How to get an op-ed piece published

A familiar complaint of editors is that there are very few publishable women writers not counting the usual suspects. To meet the shortfall, author Catherine Orenstein conducts a seminar on how to get an op-ed piece published. “It’s a teachable form,” says Orenstein. “It’s not like writing Hemingway. You show people the basics of a…

Why we must mix religion with journalism

Most of us in Indian media look down upon spirituality, godmen (and women), meditation and everything else that comes under the broad “religion” rubric. Although far fewer follow cricket, we send out correspondents and photographers by the dozen. But covering a congregation, a religious baithak, a rathothsava in the same fashion with the same verve…

V.S. NAIPAUL on newspapers

“To read a newspaper for the first time is like coming into a film that has been on for an hour. Newspapers are like serials. To understand them you have to take knowledge to them; the knowledge that serves best is the knowledge provided by the newspaper itself” Sir Vidiadhar Surajprasad Naipaul 

What are newspapers for: the definitive view

The real purpose of newspapers is increasingly getting clouded. Journalists think that for managements, it is all about piling on more profits. Managements think that for journalists, it is (or was) all about something higher, nobler. What does the reader think? The Seattle Times invited readers to share with it their views on how the…

It’s official: men will be always be boys

A new eyetracking study by one of the world’s best-known usability experts, Jakob Neilsen, has come up with an interesting result: when they look at pictures, the eyes of men gravitate towards the areas of private anatomy—not just of women, but of men and animals as well. Although both men and women look at the…

‘Development is doing, not just knowing’

NAGESH HEGDE alerts us to an interaction with Gerson da Cunha being organised by Communication for Development and Learning, Bangalore, on Friday, March 16. The occasion is CDL’s completion of ten years in development communication. Da Cunha will speak on “Development is doing, not just knowing.” Prof Ashoke Chatterjee, former director, National Institute of Design, …

Is the future online for frustrated journalists?
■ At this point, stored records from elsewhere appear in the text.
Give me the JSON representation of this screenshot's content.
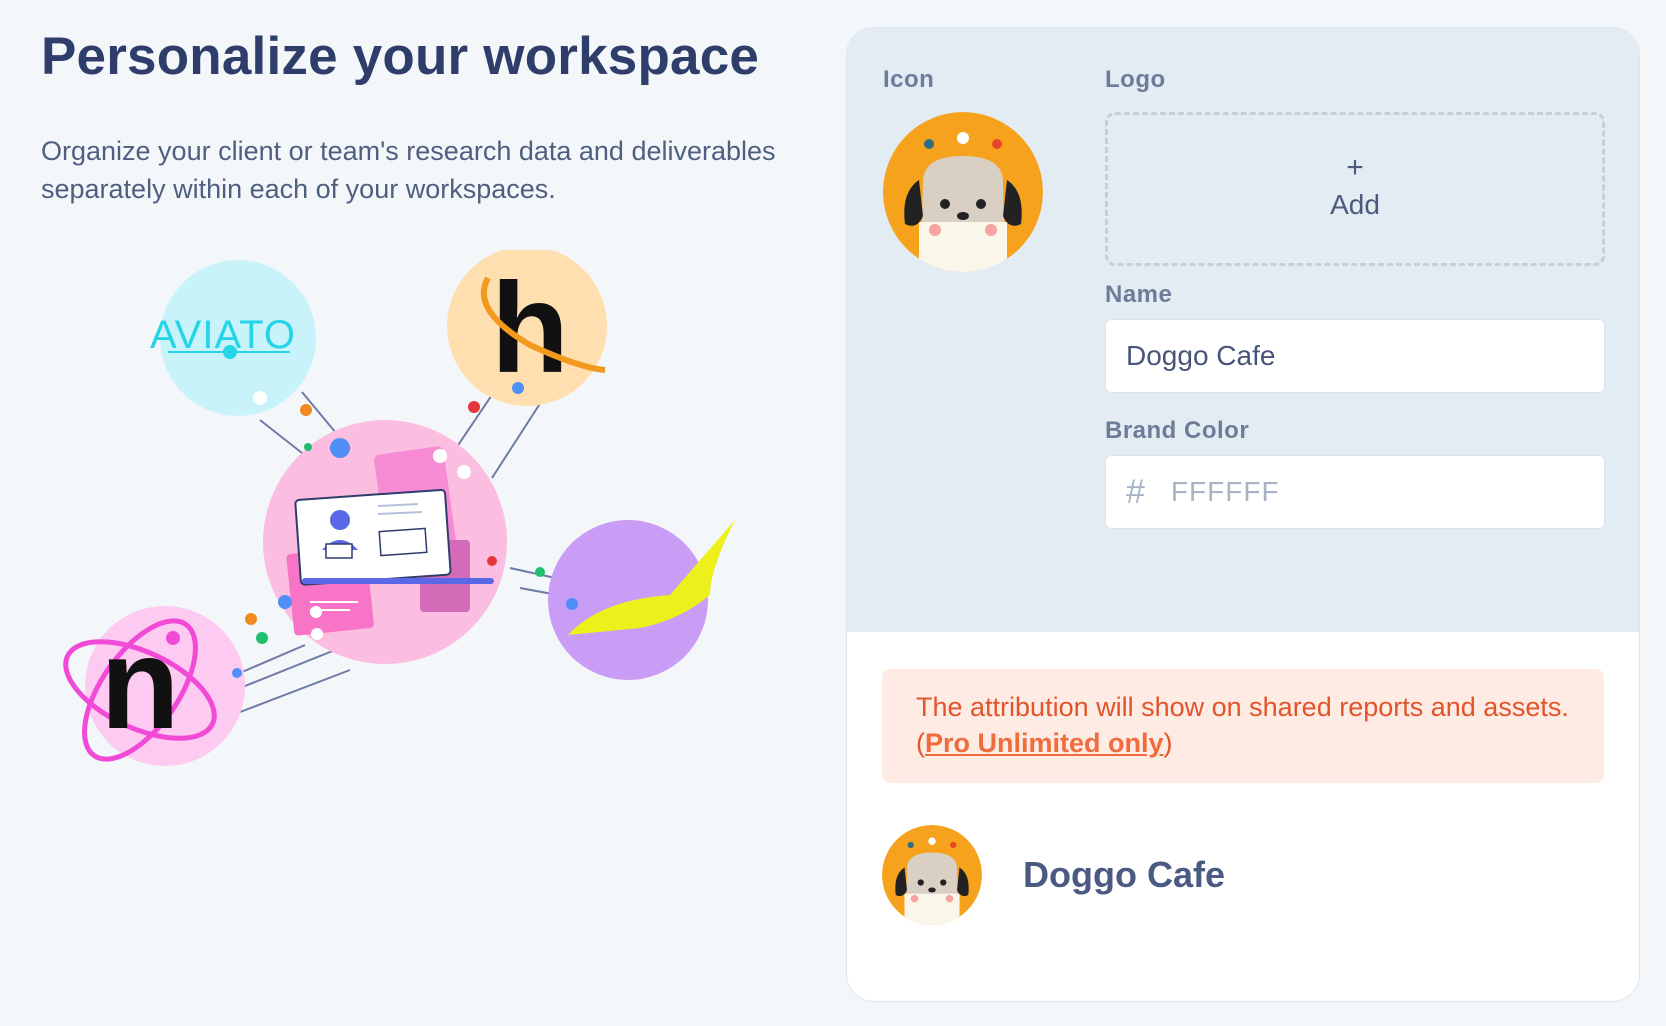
{
  "header": {
    "title": "Personalize your workspace",
    "subtitle": "Organize your client or team's research data and deliverables separately within each of your workspaces."
  },
  "illustration": {
    "logos": [
      "AVIATO",
      "h",
      "n"
    ]
  },
  "form": {
    "icon_label": "Icon",
    "logo_label": "Logo",
    "logo_add_symbol": "+",
    "logo_add_label": "Add",
    "name_label": "Name",
    "name_value": "Doggo Cafe",
    "brand_color_label": "Brand Color",
    "brand_color_prefix": "#",
    "brand_color_placeholder": "FFFFFF"
  },
  "notice": {
    "text": "The attribution will show on shared reports and assets. (",
    "link": "Pro Unlimited only",
    "suffix": ")"
  },
  "preview": {
    "name": "Doggo Cafe"
  },
  "colors": {
    "background": "#f4f7fa",
    "panel_top": "#e3ebf3",
    "notice_bg": "#fdebe4",
    "notice_text": "#e2542a",
    "title": "#2f3d6b"
  }
}
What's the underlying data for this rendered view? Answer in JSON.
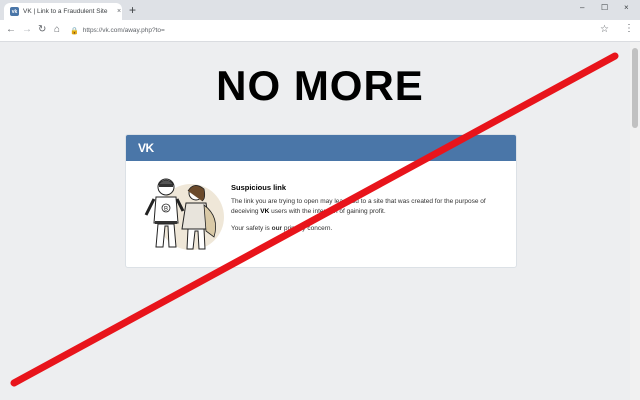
{
  "browser": {
    "tab_title": "VK | Link to a Fraudulent Site",
    "tab_close": "×",
    "new_tab": "+",
    "url": "https://vk.com/away.php?to=",
    "window_controls": [
      "–",
      "☐",
      "×"
    ],
    "nav_icons": [
      "back-icon",
      "forward-icon",
      "reload-icon",
      "home-icon"
    ]
  },
  "headline": "NO MORE",
  "card": {
    "logo": "VK",
    "title": "Suspicious link",
    "text_before": "The link you are trying to open may lead you to a site that was created for the purpose of deceiving ",
    "text_bold": "VK",
    "text_after": " users with the intention of gaining profit.",
    "safety_before": "Your safety is ",
    "safety_bold": "our",
    "safety_after": " primary concern."
  },
  "colors": {
    "vk_blue": "#4a76a8",
    "slash_red": "#e8141b",
    "page_bg": "#edeef0"
  }
}
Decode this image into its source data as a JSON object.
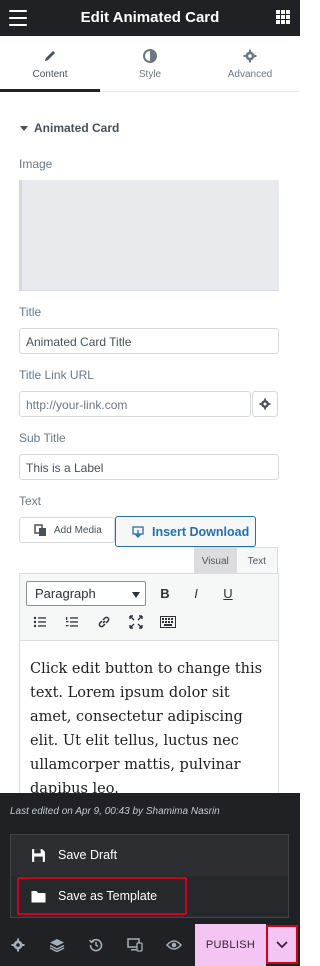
{
  "header": {
    "title": "Edit Animated Card"
  },
  "tabs": [
    {
      "label": "Content",
      "icon": "pencil-icon"
    },
    {
      "label": "Style",
      "icon": "contrast-icon"
    },
    {
      "label": "Advanced",
      "icon": "gear-icon"
    }
  ],
  "section": {
    "title": "Animated Card"
  },
  "fields": {
    "image_label": "Image",
    "title_label": "Title",
    "title_value": "Animated Card Title",
    "link_label": "Title Link URL",
    "link_placeholder": "http://your-link.com",
    "subtitle_label": "Sub Title",
    "subtitle_value": "This is a Label",
    "text_label": "Text"
  },
  "editor": {
    "add_media": "Add Media",
    "insert_download": "Insert Download",
    "tab_visual": "Visual",
    "tab_text": "Text",
    "format_select": "Paragraph",
    "content": "Click edit button to change this text. Lorem ipsum dolor sit amet, consectetur adipiscing elit. Ut elit tellus, luctus nec ullamcorper mattis, pulvinar dapibus leo."
  },
  "panel": {
    "last_edited": "Last edited on Apr 9, 00:43 by Shamima Nasrin",
    "save_draft": "Save Draft",
    "save_template": "Save as Template"
  },
  "footer": {
    "publish": "PUBLISH",
    "icons": [
      "settings-icon",
      "layers-icon",
      "history-icon",
      "responsive-icon",
      "preview-icon"
    ]
  },
  "colors": {
    "dark": "#1f2124",
    "publish_bg": "#f4c5f2",
    "highlight": "#d0021b",
    "download_blue": "#2271b1"
  }
}
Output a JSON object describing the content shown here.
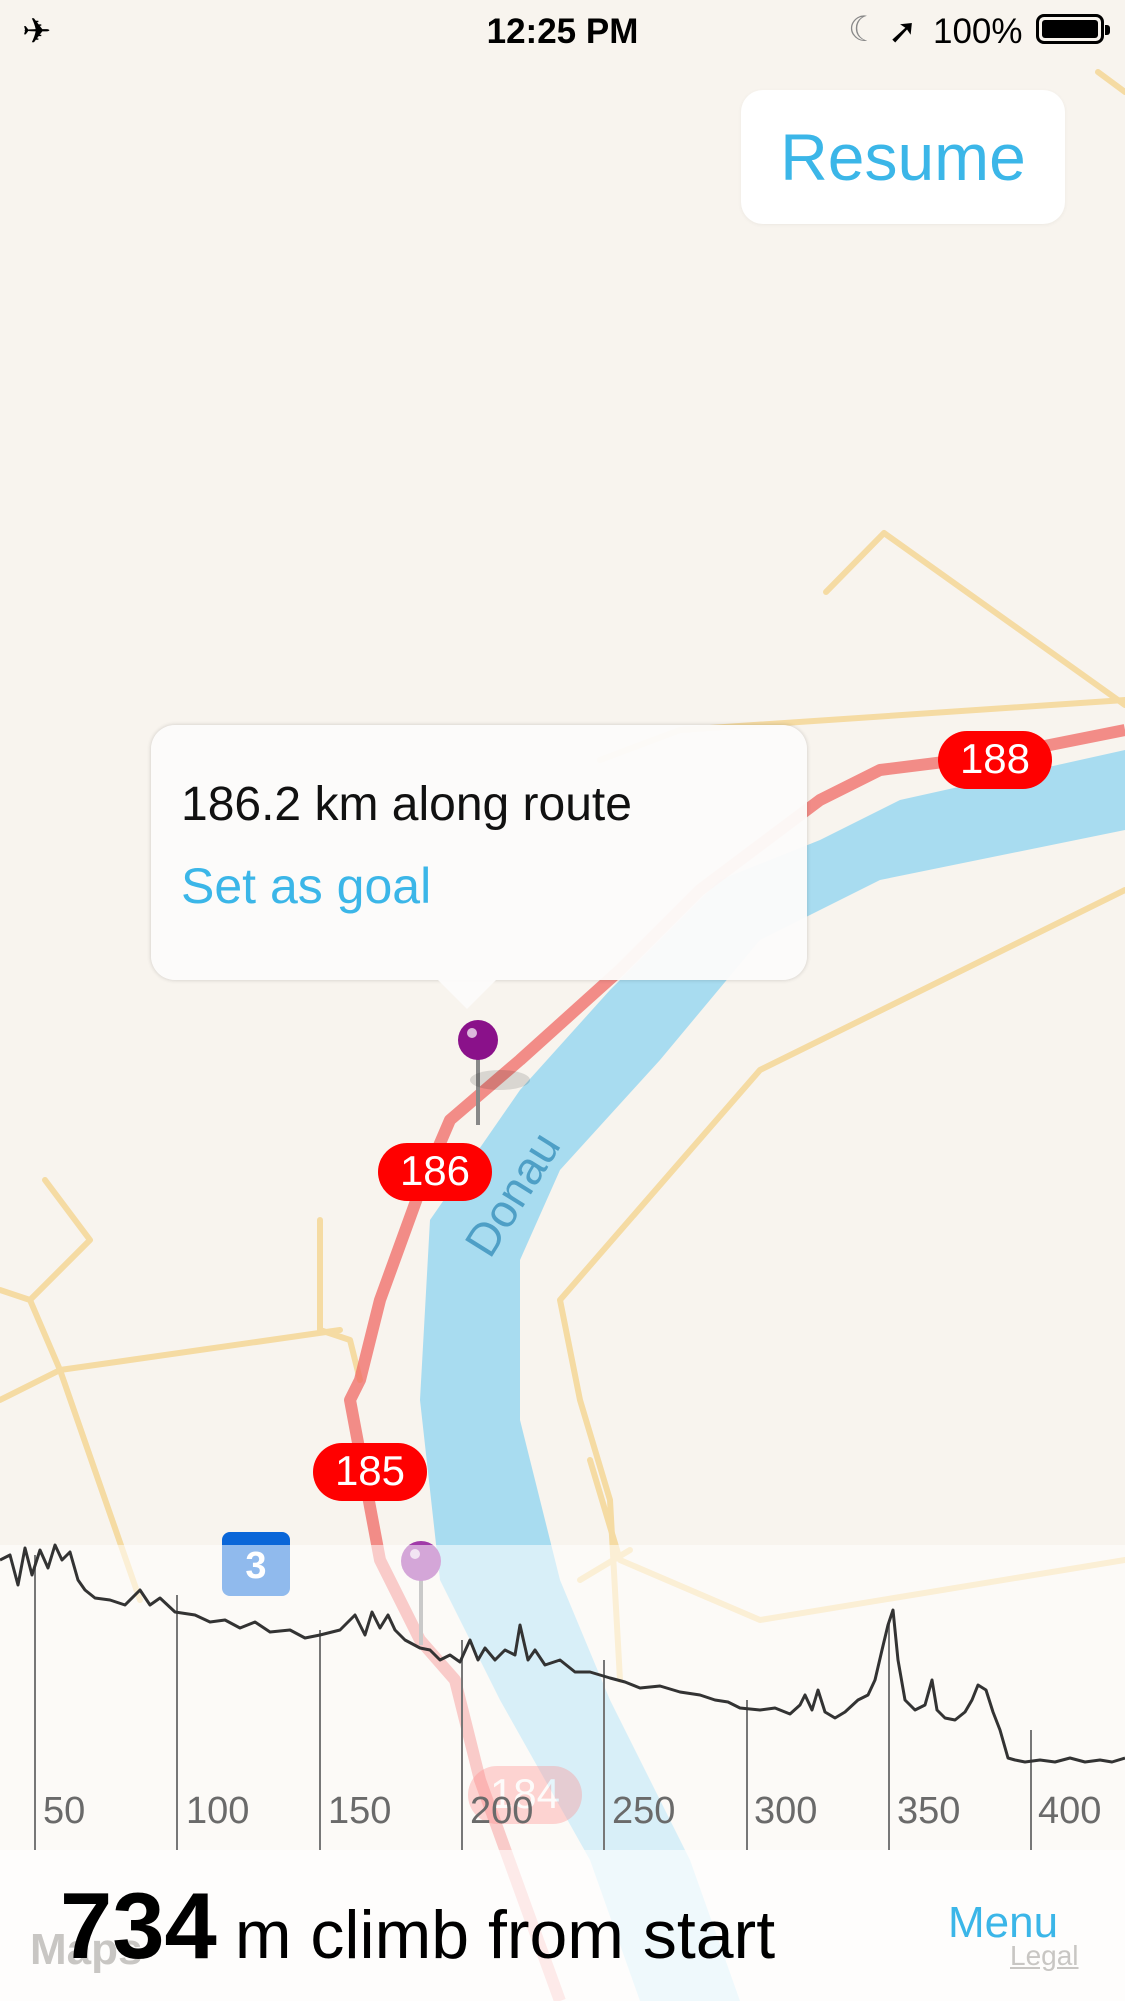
{
  "status_bar": {
    "time": "12:25 PM",
    "battery_percent": "100%",
    "airplane_mode": true,
    "battery_level": 1.0
  },
  "resume_button": {
    "label": "Resume"
  },
  "callout": {
    "title": "186.2 km along route",
    "action": "Set as goal"
  },
  "map": {
    "river_label": "Donau",
    "km_markers": [
      "188",
      "186",
      "185",
      "184"
    ],
    "route_badge": "3"
  },
  "elevation": {
    "ticks": [
      "50",
      "100",
      "150",
      "200",
      "250",
      "300",
      "350",
      "400"
    ]
  },
  "bottom": {
    "climb_value": "734",
    "climb_label": "m climb from start",
    "menu_label": "Menu",
    "maps_attribution": "Maps",
    "legal_label": "Legal"
  },
  "colors": {
    "accent": "#3bb6e8",
    "route": "#f06a64",
    "marker_badge": "#ff0000",
    "river": "#a8dcf0",
    "pin": "#8a118a",
    "route_badge_blue": "#0a66d8"
  }
}
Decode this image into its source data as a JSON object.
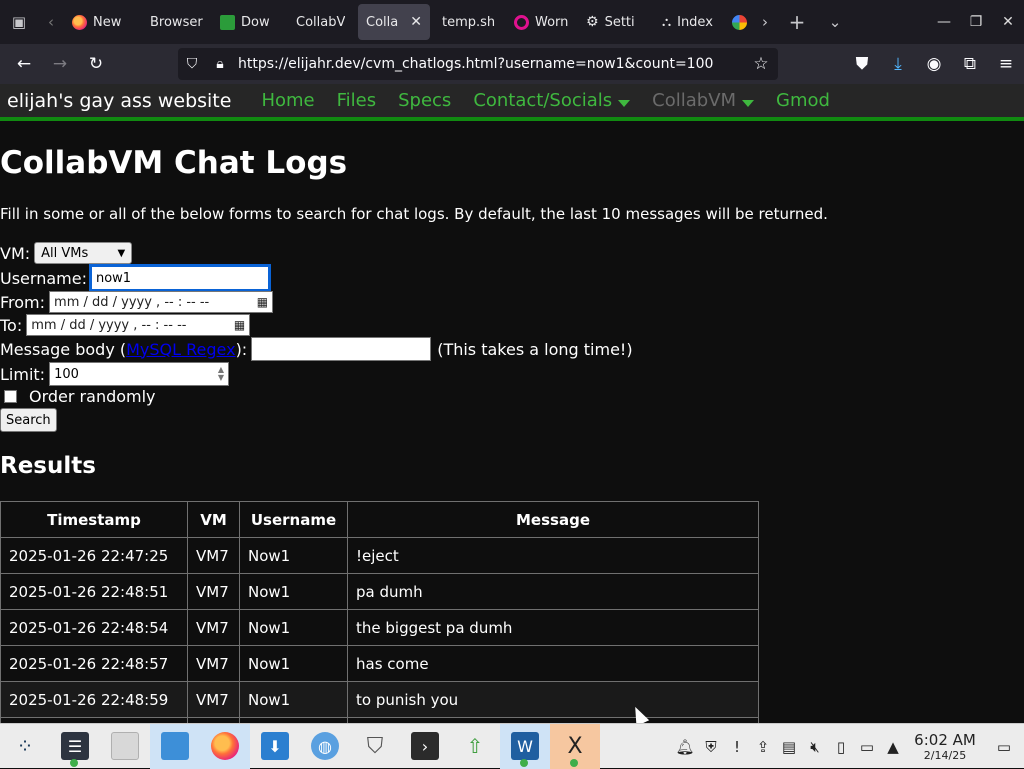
{
  "browser": {
    "tabs": [
      {
        "label": "New",
        "icon": "firefox-icon"
      },
      {
        "label": "Browser",
        "icon": "none"
      },
      {
        "label": "Dow",
        "icon": "download-site-icon"
      },
      {
        "label": "CollabV",
        "icon": "none"
      },
      {
        "label": "Collab",
        "icon": "none",
        "active": true
      },
      {
        "label": "temp.sh",
        "icon": "none"
      },
      {
        "label": "Worn",
        "icon": "ring-icon"
      },
      {
        "label": "Setti",
        "icon": "gear-icon"
      },
      {
        "label": "Index",
        "icon": "network-icon"
      },
      {
        "label": "",
        "icon": "google-icon"
      }
    ],
    "url": "https://elijahr.dev/cvm_chatlogs.html?username=now1&count=100"
  },
  "site": {
    "brand": "elijah's gay ass website",
    "nav": [
      {
        "label": "Home"
      },
      {
        "label": "Files"
      },
      {
        "label": "Specs"
      },
      {
        "label": "Contact/Socials",
        "dropdown": true
      },
      {
        "label": "CollabVM",
        "dropdown": true,
        "current": true
      },
      {
        "label": "Gmod"
      }
    ],
    "accent": "#3fb83f"
  },
  "page": {
    "title": "CollabVM Chat Logs",
    "intro": "Fill in some or all of the below forms to search for chat logs. By default, the last 10 messages will be returned.",
    "form": {
      "vm_label": "VM:",
      "vm_value": "All VMs",
      "username_label": "Username:",
      "username_value": "now1",
      "from_label": "From:",
      "to_label": "To:",
      "date_placeholder": "mm / dd / yyyy ,  -- : --  --",
      "body_label_pre": "Message body (",
      "body_link": "MySQL Regex",
      "body_label_post": "):",
      "body_note": "(This takes a long time!)",
      "limit_label": "Limit:",
      "limit_value": "100",
      "random_label": "Order randomly",
      "search_button": "Search"
    },
    "results_title": "Results",
    "table": {
      "headers": [
        "Timestamp",
        "VM",
        "Username",
        "Message"
      ],
      "rows": [
        [
          "2025-01-26 22:47:25",
          "VM7",
          "Now1",
          "!eject"
        ],
        [
          "2025-01-26 22:48:51",
          "VM7",
          "Now1",
          "pa dumh"
        ],
        [
          "2025-01-26 22:48:54",
          "VM7",
          "Now1",
          "the biggest pa dumh"
        ],
        [
          "2025-01-26 22:48:57",
          "VM7",
          "Now1",
          "has come"
        ],
        [
          "2025-01-26 22:48:59",
          "VM7",
          "Now1",
          "to punish you"
        ]
      ]
    }
  },
  "taskbar": {
    "time": "6:02 AM",
    "date": "2/14/25"
  }
}
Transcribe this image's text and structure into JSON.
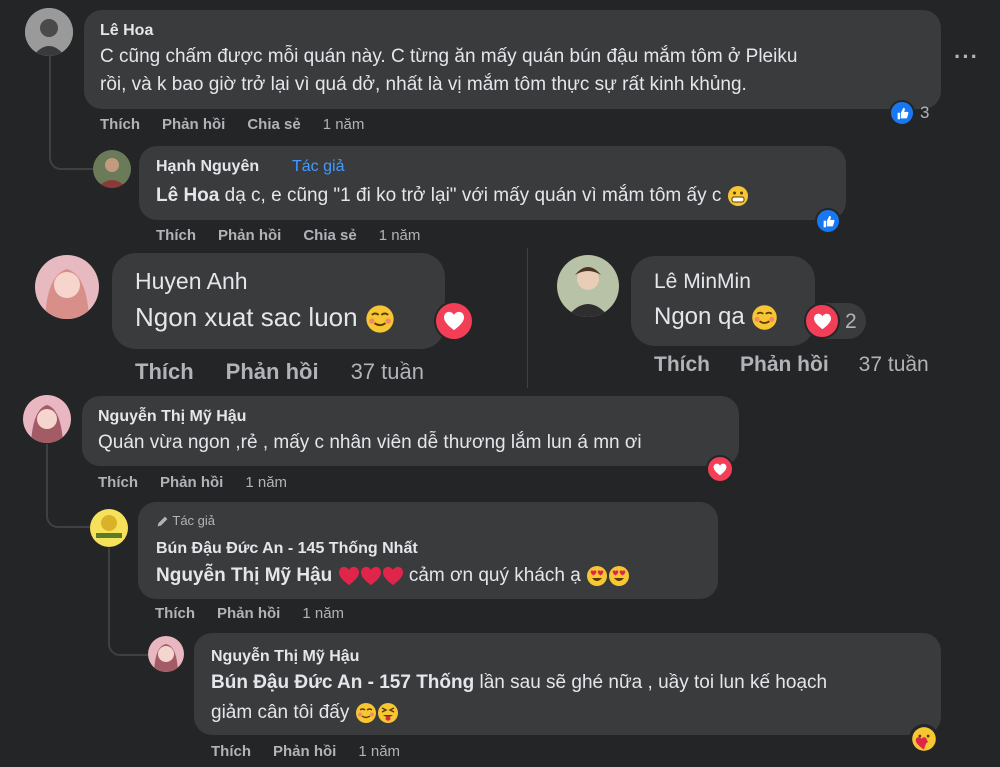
{
  "comments": [
    {
      "name": "Lê Hoa",
      "lines": [
        "C cũng chấm được mỗi quán này. C từng ăn mấy quán bún đậu mắm tôm ở Pleiku",
        "rồi, và k bao giờ trở lại vì quá dở, nhất là vị mắm tôm thực sự rất kinh khủng."
      ],
      "actions": [
        "Thích",
        "Phản hồi",
        "Chia sẻ"
      ],
      "time": "1 năm",
      "reaction_count": "3"
    },
    {
      "name": "Hạnh Nguyên",
      "author_tag": "Tác giả",
      "mention": "Lê Hoa",
      "text": " dạ c, e cũng \"1 đi ko trở lại\" với mấy quán vì mắm tôm ấy c",
      "actions": [
        "Thích",
        "Phản hồi",
        "Chia sẻ"
      ],
      "time": "1 năm"
    },
    {
      "name": "Huyen Anh",
      "text": "Ngon xuat sac luon",
      "actions": [
        "Thích",
        "Phản hồi"
      ],
      "time": "37 tuần"
    },
    {
      "name": "Lê MinMin",
      "text": "Ngon qa",
      "actions": [
        "Thích",
        "Phản hồi"
      ],
      "time": "37 tuần",
      "reaction_count": "2"
    },
    {
      "name": "Nguyễn Thị Mỹ Hậu",
      "text": "Quán vừa ngon ,rẻ , mấy c nhân viên dễ thương lắm lun á mn ơi",
      "actions": [
        "Thích",
        "Phản hồi"
      ],
      "time": "1 năm"
    },
    {
      "author_tag": "Tác giả",
      "name": "Bún Đậu Đức An - 145 Thống Nhất",
      "mention": "Nguyễn Thị Mỹ Hậu",
      "text": " cảm ơn quý khách ạ",
      "actions": [
        "Thích",
        "Phản hồi"
      ],
      "time": "1 năm"
    },
    {
      "name": "Nguyễn Thị Mỹ Hậu",
      "mention": "Bún Đậu Đức An - 157 Thống",
      "text": " lần sau sẽ ghé nữa , uầy toi lun kế hoạch",
      "line2": "giảm cân tôi đấy",
      "actions": [
        "Thích",
        "Phản hồi"
      ],
      "time": "1 năm"
    }
  ],
  "icons": {
    "more": "more-options-icon",
    "like": "like-reaction-icon",
    "love": "love-reaction-icon",
    "care": "care-reaction-icon",
    "pencil": "pencil-icon"
  },
  "colors": {
    "background": "#242526",
    "bubble": "#3a3b3c",
    "author_tag": "#4599ff",
    "like": "#1877f2",
    "love": "#f33e58"
  }
}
For print journalists frustrated by the machinations of mercenary managements, and fearful of the rising costs of producing an independent newspaper, Brisbane’s newest publication shows that there may be a way of breaking existing monopolies and reaching the reader without crawling on all fours. Read the full story here: Brisbane’s newest newspaper goes online

45 social science books for a journalist’s library

PRESS RELEASE FROM CRITICAL QUEST: Critical Quest, the new social science library, is pleased to make available the best and relevant of social science writings in India and abroad to individuals, students, teachers and the general reading public. Critical Quest attempts to retrieve and sustain within current discourses, the rational-liberative articulations in history and culture.…

Wanted: freelance international contributors

PRESS RELEASE FROM JEFF YANG: We are looking for part-time freelance international contributors, what we call Cultural Fluents. Candidates should be based in Europe, Asia, Latin America for now, and should be culturally and linguistically fluent in their regions of residence. This job is intended as a second job for someone who already has a…